I haven’t seen him for a long time.
To talk about past actions that cannot be attributed to a definite time
The present perfect tense can be used to talk about past actions which cannot be attributed to a definite time.
I have visited Canada and Australia.
I have written several short stories.
I have often gone to that theatre.
She has acted in a film.
Here we are talking about past actions but we do not state when that particular past action took place. Note that we use simple past tense to talk about past actions which can be attributed to a definite time.
I visited Canada and Australia last year. (NOT I have visited Canada and Australia last year.)
I wrote several short stories last week. (NOT I have written several short stories yesterday.)
I wrote to him yesterday. (NOT I have written to him yesterday.)
No adverbs of time referring to the past can be used with the present perfect tense. If you have to, use simple past instead.
However, certain adverbs like ever, always, never, constantly etc., can be used with the present perfect tense.
I have never seen him before.
Have you ever been to Kashmir?
He has constantly eluded the police.
John has always been a rebel.
The Present Perfect Continuous Tense
I have been writing.
She has been writing.
They/you/we have been writing.
I have not been writing.
She has not been writing.
They/you/we have not been writing.
Have I been writing?
Has she been writing?
Have they/you/we been writing?
The present perfect continuous tense is used to talk about an action which began sometime in the past, has gone on till the present and is still continuing.
She has been sleeping for four hours.
I have been working in the garden since morning.
It has been raining since yesterday.
In the sentence She has been sleeping for four hours, she started sleeping four hours ago, slept without stopping for four hours and is still sleeping.

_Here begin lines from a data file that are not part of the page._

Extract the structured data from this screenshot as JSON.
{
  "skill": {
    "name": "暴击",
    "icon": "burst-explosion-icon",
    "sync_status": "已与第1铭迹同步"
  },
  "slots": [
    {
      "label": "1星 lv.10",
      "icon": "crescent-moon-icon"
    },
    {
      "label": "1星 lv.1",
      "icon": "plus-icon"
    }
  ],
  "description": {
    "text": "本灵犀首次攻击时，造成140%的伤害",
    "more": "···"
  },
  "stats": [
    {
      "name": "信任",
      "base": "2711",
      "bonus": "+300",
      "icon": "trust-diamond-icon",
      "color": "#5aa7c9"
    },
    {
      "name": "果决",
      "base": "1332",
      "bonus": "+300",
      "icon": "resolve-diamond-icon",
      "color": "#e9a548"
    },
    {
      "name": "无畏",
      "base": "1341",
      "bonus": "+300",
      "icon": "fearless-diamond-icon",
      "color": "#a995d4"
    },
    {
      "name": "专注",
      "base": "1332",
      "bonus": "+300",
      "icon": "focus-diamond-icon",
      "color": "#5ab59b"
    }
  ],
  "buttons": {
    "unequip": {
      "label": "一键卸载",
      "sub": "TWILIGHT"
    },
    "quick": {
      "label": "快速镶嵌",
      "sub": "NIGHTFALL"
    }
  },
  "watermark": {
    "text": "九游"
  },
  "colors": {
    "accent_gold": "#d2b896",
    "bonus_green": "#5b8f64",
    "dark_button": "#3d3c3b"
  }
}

Note that we use the present perfect continuous tense to emphasize the duration and continuity of the action.